Therefore, the overall long-term benefits of retinoids are to thicken the skin which is why they are powerful antiaging. However, what they also do, is compact the stratum corneum which is the dead outermost layer of the skin that may get irritated, dry and flaky.
Another myth is that retinoids should be used when we see the visible signs of ageing.
This in fact is also not true, Ageing occurs during our 20s where collagen depletion begins and progresses. So, should we wait until we see the appearance of lines and wrinkles before we begin to use them? We will only end up playing catch up rather than prevention. Start early to prevent the degradation of collagen and promote its formation.
How do I minimise retinoid the undesirable effects of retinol?
During the skincare in-depth consultation, I would thoroughly assess your skin concerns and skin type and understand your level of sensitivity. If you are experiencing retinoids at an entry level, I may recommend that you start low and go slow. Therefore, instead of using it every day at the initial stages of application, I would recommend for you to perhaps use it twice a week then gradually increase in frequency giving the opportunity for your skin to acclimatise and minimise those side effects of over dryness and flakiness.

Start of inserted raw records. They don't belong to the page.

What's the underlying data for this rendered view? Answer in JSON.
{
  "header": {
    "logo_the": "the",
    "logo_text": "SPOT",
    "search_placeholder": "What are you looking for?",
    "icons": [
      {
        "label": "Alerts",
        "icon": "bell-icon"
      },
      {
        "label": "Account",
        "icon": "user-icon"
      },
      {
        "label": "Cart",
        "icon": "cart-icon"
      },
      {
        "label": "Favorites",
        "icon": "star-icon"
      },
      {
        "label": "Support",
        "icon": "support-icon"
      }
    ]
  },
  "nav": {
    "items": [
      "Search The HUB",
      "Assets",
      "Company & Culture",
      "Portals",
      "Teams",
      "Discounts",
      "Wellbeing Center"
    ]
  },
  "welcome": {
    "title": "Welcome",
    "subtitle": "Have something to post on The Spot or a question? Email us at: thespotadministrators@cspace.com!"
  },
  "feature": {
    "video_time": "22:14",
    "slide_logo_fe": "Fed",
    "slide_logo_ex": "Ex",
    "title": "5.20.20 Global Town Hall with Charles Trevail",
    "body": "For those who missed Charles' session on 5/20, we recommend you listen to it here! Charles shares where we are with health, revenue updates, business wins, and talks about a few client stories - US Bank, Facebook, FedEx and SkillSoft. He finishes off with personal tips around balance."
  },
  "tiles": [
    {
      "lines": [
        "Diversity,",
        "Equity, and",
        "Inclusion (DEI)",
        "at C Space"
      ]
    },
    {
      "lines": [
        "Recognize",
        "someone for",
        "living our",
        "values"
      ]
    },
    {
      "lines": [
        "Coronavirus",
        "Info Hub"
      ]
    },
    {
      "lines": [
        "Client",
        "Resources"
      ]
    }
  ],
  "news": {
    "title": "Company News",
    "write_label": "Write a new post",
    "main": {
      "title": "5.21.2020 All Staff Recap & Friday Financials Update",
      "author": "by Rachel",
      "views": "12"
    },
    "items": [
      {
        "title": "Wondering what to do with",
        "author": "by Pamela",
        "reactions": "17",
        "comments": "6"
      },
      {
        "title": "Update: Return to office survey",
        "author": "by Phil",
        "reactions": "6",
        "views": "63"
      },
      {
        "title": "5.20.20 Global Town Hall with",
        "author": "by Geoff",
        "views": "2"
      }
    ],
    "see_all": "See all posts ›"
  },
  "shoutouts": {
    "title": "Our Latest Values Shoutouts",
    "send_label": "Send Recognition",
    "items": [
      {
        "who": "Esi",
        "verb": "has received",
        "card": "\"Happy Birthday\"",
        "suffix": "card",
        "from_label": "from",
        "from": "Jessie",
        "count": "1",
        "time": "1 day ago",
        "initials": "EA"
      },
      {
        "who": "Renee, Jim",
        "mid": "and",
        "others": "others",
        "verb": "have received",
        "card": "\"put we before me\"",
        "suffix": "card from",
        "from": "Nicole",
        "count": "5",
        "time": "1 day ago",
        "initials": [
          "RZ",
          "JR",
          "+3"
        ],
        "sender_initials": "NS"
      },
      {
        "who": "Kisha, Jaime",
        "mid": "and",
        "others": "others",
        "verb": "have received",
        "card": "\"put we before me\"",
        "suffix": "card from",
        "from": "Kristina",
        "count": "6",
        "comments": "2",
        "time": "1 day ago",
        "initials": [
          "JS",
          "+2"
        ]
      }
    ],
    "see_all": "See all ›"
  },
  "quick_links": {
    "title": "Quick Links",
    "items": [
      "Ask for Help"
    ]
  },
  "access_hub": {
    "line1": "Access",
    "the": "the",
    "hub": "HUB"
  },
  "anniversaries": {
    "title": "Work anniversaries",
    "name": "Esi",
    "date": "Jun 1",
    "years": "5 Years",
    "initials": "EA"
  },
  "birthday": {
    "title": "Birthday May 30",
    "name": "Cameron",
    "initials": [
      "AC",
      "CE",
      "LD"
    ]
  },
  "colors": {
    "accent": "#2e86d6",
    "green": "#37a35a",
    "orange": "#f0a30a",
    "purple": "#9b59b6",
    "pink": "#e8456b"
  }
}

It is also worth applying a layer of hyaluronic acid moisturiser or serum to hydrate the skin. I personally love beta-glucan serum which I also hold is also a GAG as unlike hyaluronic acid it not only has the ability to retain water but is moisturises, has anti-inflammatory properties and penetrates deeper to influence the production of collagen.
Did you know that Beta-glucan is 20 times more moisturising than hyaluronic acid at the same concentration?
When should I start using retinol?
It is always recommended that you should use your retinoids at night as sunlight can degrade and deactivate them, in addition, cellular turnover occurs whilst we are sleeping and therefore this will synergise with the action of retinol to achieve cellular renewal.
Always wear sunscreen during the day regardless of the time of year. Check out my post on sun protection the fact regarding the importance of sunscreens.
Can I do hair removal whilst I am using retinoids?
It is not recommended for you to wax or have laser treatments as your skin may be sensitised.
Can I use chemical peels when I am using retinoids?
The use of chemical peels including alpha hydroxy acids is not recommended as your skin may already be sensitised and therefore subject to being severely irritated.
Can I use vitamin C skincare at the same time as my retinoids?
It is recommended that you leave at least 30 minutes between the use of L ascorbic acid (Vitamin C) skin preparation due to the difference in Ph of these ingredients which can conflict with each other and your skin. However, there are vitamin C derivatives such as acetyl tetra palmitate which is formulated as such to allow compatibility and concurrent use with retinoids.
The take-home message
Do not give up on retinol even if you experience initial discomfort and irritation. Manage your symptoms by managing the frequency of application and apply hydrating ingredients to prevent over-drying. Therefore, be patient as this ingredient will pay your skin back in evidence.
As part of the Get Harley platform, I offer virtual consultations to really assess your skin in order to determine the most suitable retinoid for you as I truly believe that prevention is key to advocate your right to look and feel beautiful.
if you want to know more about retinoid and the other pillars of skincare including some of the treatments then listen to my chat with Skinpharma Aesthetics on Spotify
For more information and to arrange a consultation get in touch for all your skin health needs